Data about app and page elements
%%

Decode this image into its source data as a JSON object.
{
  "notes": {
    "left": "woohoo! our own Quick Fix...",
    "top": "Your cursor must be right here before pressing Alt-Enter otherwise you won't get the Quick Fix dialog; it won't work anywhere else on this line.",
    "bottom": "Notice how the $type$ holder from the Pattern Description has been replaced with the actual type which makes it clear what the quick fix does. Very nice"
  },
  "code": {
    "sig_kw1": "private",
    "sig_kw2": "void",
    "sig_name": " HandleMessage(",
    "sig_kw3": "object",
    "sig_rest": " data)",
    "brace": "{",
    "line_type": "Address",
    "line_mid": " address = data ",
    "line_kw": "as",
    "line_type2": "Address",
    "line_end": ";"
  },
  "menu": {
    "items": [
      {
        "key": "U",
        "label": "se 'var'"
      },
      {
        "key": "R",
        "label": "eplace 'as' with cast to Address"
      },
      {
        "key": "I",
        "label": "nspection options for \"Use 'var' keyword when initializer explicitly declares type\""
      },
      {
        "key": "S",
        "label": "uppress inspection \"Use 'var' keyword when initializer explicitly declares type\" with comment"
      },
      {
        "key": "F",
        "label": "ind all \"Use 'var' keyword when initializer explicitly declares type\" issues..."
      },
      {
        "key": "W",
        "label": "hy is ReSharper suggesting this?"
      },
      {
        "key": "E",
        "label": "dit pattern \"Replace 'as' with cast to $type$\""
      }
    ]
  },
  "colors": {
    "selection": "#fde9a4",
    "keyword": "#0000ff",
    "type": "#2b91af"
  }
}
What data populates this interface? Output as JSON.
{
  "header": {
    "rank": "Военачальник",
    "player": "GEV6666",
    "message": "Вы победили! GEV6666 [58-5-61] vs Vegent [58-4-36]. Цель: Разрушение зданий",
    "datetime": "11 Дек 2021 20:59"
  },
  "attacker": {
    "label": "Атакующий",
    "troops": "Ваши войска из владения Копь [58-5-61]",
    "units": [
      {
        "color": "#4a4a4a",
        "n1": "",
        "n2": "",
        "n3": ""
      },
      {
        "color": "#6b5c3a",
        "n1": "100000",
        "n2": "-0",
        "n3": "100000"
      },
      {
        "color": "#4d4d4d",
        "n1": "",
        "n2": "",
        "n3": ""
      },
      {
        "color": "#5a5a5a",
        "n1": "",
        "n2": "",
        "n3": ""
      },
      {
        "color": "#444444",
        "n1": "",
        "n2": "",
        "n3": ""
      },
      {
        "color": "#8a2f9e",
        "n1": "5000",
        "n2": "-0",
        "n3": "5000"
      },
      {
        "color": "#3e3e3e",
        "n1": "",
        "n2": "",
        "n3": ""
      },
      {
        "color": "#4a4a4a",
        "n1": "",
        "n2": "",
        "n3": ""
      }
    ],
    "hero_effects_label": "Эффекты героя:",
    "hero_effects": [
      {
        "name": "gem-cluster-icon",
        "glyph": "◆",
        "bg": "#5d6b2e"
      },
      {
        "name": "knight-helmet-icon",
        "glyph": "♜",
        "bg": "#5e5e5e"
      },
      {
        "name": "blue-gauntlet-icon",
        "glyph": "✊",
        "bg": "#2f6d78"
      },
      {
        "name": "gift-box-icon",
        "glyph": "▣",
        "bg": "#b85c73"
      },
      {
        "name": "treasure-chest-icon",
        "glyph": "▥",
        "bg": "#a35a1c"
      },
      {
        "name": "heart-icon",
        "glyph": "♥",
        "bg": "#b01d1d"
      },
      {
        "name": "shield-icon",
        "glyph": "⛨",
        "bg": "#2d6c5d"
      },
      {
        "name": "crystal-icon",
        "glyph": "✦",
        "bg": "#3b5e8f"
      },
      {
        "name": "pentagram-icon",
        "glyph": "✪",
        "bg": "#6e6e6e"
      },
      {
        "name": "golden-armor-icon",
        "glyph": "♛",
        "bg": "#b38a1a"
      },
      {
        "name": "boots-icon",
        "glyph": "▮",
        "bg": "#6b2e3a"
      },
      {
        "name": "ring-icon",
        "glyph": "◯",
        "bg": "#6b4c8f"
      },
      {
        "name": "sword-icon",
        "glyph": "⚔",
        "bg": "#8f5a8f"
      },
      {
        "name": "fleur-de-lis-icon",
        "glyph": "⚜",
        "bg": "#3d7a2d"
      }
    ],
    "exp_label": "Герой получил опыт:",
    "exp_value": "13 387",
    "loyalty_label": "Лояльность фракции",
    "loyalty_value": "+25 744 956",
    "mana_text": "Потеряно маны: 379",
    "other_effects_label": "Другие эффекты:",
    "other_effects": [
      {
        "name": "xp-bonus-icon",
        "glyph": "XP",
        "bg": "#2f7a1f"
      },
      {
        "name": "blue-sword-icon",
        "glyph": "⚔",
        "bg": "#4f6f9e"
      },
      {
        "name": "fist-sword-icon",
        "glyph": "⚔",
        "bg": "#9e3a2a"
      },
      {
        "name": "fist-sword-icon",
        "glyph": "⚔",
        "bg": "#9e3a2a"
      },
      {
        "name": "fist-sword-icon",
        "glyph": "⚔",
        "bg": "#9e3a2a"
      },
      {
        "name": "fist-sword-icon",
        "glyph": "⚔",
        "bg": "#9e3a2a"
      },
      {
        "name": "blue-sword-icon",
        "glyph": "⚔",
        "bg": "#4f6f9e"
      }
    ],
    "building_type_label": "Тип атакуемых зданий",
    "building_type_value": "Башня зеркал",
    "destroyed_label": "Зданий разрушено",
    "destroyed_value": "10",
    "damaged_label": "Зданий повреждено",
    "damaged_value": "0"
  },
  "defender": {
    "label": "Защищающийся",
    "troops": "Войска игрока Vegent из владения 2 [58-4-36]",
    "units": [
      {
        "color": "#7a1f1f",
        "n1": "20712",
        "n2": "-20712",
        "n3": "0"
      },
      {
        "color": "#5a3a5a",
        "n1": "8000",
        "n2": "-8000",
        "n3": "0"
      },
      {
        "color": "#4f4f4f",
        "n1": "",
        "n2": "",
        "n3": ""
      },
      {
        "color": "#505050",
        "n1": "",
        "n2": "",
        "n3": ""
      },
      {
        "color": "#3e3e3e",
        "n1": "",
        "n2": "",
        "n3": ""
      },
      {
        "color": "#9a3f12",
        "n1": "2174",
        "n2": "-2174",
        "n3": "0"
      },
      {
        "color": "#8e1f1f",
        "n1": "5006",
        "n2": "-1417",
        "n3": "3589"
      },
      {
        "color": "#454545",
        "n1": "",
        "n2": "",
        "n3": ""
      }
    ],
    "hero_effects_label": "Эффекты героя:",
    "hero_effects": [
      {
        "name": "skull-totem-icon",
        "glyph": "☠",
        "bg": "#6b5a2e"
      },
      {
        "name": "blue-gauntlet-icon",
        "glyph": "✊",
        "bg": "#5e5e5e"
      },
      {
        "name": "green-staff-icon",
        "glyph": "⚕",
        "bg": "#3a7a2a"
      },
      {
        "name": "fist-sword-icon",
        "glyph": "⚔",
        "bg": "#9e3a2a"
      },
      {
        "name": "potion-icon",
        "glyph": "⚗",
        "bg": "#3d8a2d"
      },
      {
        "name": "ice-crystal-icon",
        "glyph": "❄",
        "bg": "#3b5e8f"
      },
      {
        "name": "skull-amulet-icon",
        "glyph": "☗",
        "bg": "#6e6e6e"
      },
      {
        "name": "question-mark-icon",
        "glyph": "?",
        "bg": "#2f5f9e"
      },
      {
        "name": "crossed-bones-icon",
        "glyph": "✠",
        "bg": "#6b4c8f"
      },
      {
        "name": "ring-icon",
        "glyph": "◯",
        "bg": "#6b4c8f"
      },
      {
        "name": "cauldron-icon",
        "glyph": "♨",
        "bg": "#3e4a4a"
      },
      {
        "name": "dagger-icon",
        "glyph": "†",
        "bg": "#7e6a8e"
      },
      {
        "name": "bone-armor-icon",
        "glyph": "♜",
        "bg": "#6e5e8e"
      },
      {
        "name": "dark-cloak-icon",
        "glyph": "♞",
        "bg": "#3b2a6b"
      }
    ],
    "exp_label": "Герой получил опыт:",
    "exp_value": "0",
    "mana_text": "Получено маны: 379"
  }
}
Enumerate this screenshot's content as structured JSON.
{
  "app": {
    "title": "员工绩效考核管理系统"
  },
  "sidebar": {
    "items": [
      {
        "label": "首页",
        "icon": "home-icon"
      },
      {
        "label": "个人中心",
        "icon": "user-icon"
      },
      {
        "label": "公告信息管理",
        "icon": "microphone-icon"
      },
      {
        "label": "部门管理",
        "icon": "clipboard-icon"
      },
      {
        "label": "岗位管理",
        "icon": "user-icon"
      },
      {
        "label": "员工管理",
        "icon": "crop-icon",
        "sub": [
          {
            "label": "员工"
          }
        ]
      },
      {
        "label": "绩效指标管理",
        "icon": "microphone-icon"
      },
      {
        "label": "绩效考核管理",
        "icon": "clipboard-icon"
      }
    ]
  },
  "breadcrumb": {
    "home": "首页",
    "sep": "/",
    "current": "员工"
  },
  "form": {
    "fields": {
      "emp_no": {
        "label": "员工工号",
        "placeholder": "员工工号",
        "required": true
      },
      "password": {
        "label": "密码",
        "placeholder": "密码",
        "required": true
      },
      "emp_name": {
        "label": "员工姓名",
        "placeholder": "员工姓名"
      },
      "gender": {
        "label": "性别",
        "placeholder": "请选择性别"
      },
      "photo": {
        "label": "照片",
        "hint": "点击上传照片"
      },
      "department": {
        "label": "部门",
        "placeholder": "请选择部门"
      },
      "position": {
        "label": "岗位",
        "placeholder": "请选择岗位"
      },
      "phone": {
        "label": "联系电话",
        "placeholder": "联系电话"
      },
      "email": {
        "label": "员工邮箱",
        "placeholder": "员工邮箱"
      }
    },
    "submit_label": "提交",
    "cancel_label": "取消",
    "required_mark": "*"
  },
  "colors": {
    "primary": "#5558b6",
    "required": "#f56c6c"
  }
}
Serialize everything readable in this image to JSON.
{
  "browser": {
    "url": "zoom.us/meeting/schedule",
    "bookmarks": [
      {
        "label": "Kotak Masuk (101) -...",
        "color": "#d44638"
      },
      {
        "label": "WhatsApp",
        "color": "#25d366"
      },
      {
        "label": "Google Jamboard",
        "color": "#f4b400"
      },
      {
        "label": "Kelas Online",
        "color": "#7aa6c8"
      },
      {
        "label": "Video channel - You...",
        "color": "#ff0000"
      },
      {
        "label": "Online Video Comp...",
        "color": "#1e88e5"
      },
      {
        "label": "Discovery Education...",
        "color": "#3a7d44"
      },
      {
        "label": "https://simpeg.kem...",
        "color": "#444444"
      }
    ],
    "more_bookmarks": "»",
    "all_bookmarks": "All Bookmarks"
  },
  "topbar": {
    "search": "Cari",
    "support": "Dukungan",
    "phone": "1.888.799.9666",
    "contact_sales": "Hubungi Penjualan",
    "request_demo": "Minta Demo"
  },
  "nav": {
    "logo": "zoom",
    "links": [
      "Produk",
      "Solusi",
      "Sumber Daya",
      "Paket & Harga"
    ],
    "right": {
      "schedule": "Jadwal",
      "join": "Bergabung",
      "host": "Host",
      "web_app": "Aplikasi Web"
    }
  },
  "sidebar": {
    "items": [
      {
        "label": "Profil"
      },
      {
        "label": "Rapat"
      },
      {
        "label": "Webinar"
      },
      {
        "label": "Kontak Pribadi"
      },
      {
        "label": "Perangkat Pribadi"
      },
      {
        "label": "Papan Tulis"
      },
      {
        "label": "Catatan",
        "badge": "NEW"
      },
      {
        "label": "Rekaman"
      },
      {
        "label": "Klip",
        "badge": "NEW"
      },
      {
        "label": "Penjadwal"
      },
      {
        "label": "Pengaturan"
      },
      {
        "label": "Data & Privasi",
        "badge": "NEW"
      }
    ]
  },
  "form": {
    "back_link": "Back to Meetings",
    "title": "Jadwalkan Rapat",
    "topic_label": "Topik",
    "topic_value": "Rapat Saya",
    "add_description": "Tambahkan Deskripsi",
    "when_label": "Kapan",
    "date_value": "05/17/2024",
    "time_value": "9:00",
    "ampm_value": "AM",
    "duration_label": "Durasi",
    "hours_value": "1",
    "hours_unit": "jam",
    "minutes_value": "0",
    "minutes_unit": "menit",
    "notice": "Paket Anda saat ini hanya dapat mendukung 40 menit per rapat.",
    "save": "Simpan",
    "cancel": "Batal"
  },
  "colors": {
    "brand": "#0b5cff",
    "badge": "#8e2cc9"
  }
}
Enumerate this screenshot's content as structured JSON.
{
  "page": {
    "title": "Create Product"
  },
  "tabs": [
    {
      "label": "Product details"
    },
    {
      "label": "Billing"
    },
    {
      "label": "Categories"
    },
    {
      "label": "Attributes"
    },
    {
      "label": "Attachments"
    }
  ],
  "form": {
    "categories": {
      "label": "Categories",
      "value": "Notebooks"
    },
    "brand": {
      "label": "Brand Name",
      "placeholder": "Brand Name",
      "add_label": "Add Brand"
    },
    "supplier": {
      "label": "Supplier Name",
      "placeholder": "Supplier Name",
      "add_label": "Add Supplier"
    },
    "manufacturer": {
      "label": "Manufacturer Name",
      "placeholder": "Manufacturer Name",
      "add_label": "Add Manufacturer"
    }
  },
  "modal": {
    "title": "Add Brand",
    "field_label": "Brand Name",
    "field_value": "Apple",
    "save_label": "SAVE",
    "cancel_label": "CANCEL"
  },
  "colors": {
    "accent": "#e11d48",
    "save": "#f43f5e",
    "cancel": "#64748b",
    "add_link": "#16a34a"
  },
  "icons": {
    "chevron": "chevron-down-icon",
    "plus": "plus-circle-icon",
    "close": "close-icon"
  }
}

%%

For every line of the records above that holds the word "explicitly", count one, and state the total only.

• RESULT: 3